-- Opening Marker --

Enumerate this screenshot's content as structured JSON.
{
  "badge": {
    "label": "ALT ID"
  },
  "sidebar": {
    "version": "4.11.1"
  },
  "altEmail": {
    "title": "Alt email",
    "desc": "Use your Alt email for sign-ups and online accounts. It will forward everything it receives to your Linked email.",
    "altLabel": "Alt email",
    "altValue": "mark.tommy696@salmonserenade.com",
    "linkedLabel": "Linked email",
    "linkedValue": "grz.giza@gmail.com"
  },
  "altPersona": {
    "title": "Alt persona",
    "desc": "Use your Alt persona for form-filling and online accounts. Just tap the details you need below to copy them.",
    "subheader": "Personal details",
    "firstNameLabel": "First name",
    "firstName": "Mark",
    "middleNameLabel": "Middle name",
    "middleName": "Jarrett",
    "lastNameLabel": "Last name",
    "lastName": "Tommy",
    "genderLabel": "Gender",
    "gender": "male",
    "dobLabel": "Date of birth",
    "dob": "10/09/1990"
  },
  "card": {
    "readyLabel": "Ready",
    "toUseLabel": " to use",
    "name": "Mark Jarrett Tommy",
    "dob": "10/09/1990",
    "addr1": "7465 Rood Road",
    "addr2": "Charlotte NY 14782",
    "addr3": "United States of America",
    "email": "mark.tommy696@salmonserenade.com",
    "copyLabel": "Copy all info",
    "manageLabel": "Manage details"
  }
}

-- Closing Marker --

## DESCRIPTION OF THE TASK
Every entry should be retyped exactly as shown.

## EXERCISE RESPONSE
Enumerate this screenshot's content as structured JSON.
{
  "badge": {
    "label": "ALT ID"
  },
  "sidebar": {
    "version": "4.11.1"
  },
  "altEmail": {
    "title": "Alt email",
    "desc": "Use your Alt email for sign-ups and online accounts. It will forward everything it receives to your Linked email.",
    "altLabel": "Alt email",
    "altValue": "mark.tommy696@salmonserenade.com",
    "linkedLabel": "Linked email",
    "linkedValue": "grz.giza@gmail.com"
  },
  "altPersona": {
    "title": "Alt persona",
    "desc": "Use your Alt persona for form-filling and online accounts. Just tap the details you need below to copy them.",
    "subheader": "Personal details",
    "firstNameLabel": "First name",
    "firstName": "Mark",
    "middleNameLabel": "Middle name",
    "middleName": "Jarrett",
    "lastNameLabel": "Last name",
    "lastName": "Tommy",
    "genderLabel": "Gender",
    "gender": "male",
    "dobLabel": "Date of birth",
    "dob": "10/09/1990"
  },
  "card": {
    "readyLabel": "Ready",
    "toUseLabel": " to use",
    "name": "Mark Jarrett Tommy",
    "dob": "10/09/1990",
    "addr1": "7465 Rood Road",
    "addr2": "Charlotte NY 14782",
    "addr3": "United States of America",
    "email": "mark.tommy696@salmonserenade.com",
    "copyLabel": "Copy all info",
    "manageLabel": "Manage details"
  }
}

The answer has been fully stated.